Omid's citizens were of varying social origins, nationalities, and religions; they held diverse, and often opposing, opinions and ideologies. Despite the differences in their personality, spirit, and moral fiber, they are all united in Omid by their natural rights and their humanity. What makes them fellow citizens is the fact that one day each of them was unfairly and arbitrarily deprived of his or her life. At that moment, while the world watched the unspeakable happen, an individual destiny was shattered, a family was destroyed, and an indescribable suffering was inflicted.
Friends described her as “very brave.” Jumping rope and hiking were her simple pleasures.
Amir Abbas Hoveyda…
He favored greater independence for regional and local office holders, spoke the languages of the places he’d lived, tended his rose bushes, and served 14 years as prime minister.
Serious in front of a camera, Mr. Reza’i was known for his good humor.

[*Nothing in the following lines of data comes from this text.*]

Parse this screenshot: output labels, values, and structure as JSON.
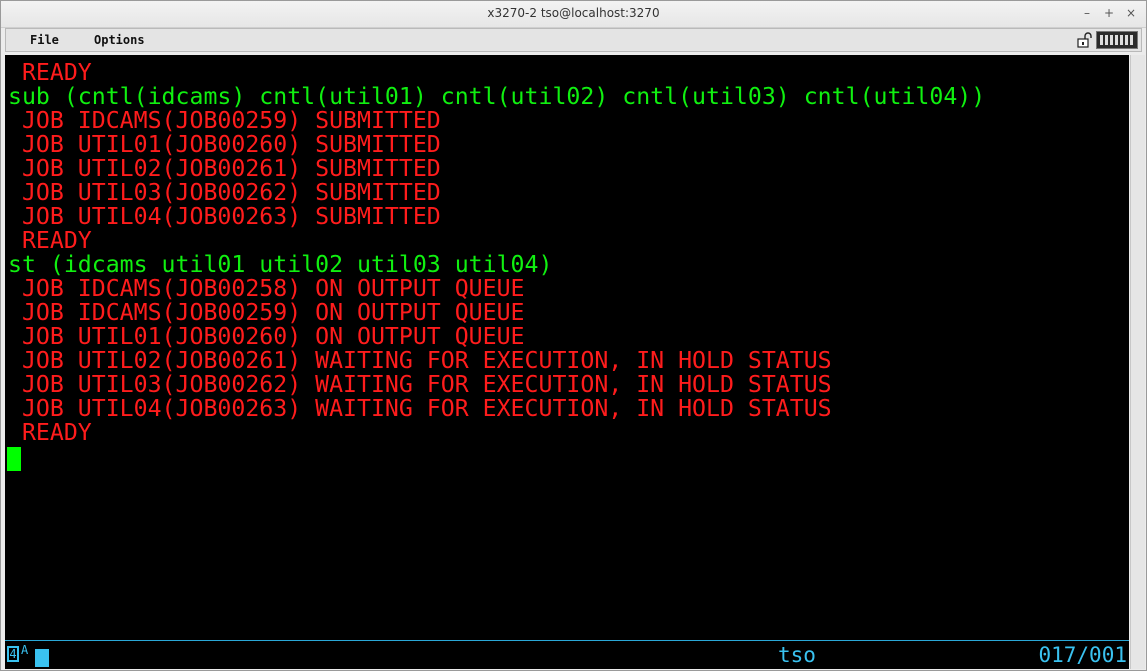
{
  "window": {
    "title": "x3270-2 tso@localhost:3270",
    "controls": {
      "minimize": "–",
      "maximize": "+",
      "close": "×"
    }
  },
  "menubar": {
    "file": "File",
    "options": "Options"
  },
  "terminal": {
    "colors": {
      "background": "#000000",
      "output": "#ff1c1c",
      "input": "#10f010",
      "cursor": "#00ff00",
      "status": "#3ac2f0"
    },
    "lines": [
      {
        "text": " READY",
        "color": "red"
      },
      {
        "text": "sub (cntl(idcams) cntl(util01) cntl(util02) cntl(util03) cntl(util04))",
        "color": "green"
      },
      {
        "text": " JOB IDCAMS(JOB00259) SUBMITTED",
        "color": "red"
      },
      {
        "text": " JOB UTIL01(JOB00260) SUBMITTED",
        "color": "red"
      },
      {
        "text": " JOB UTIL02(JOB00261) SUBMITTED",
        "color": "red"
      },
      {
        "text": " JOB UTIL03(JOB00262) SUBMITTED",
        "color": "red"
      },
      {
        "text": " JOB UTIL04(JOB00263) SUBMITTED",
        "color": "red"
      },
      {
        "text": " READY",
        "color": "red"
      },
      {
        "text": "st (idcams util01 util02 util03 util04)",
        "color": "green"
      },
      {
        "text": " JOB IDCAMS(JOB00258) ON OUTPUT QUEUE",
        "color": "red"
      },
      {
        "text": " JOB IDCAMS(JOB00259) ON OUTPUT QUEUE",
        "color": "red"
      },
      {
        "text": " JOB UTIL01(JOB00260) ON OUTPUT QUEUE",
        "color": "red"
      },
      {
        "text": " JOB UTIL02(JOB00261) WAITING FOR EXECUTION, IN HOLD STATUS",
        "color": "red"
      },
      {
        "text": " JOB UTIL03(JOB00262) WAITING FOR EXECUTION, IN HOLD STATUS",
        "color": "red"
      },
      {
        "text": " JOB UTIL04(JOB00263) WAITING FOR EXECUTION, IN HOLD STATUS",
        "color": "red"
      },
      {
        "text": " READY",
        "color": "red"
      }
    ]
  },
  "status_line": {
    "lu_indicator": "4",
    "connection_mark": "A",
    "user": "tso",
    "cursor_position": "017/001"
  },
  "icons": {
    "lock": "lock-icon",
    "keyboard": "keyboard-icon"
  }
}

A neighbor denounced him during the Iran-Iraq war for “listening to the radio.”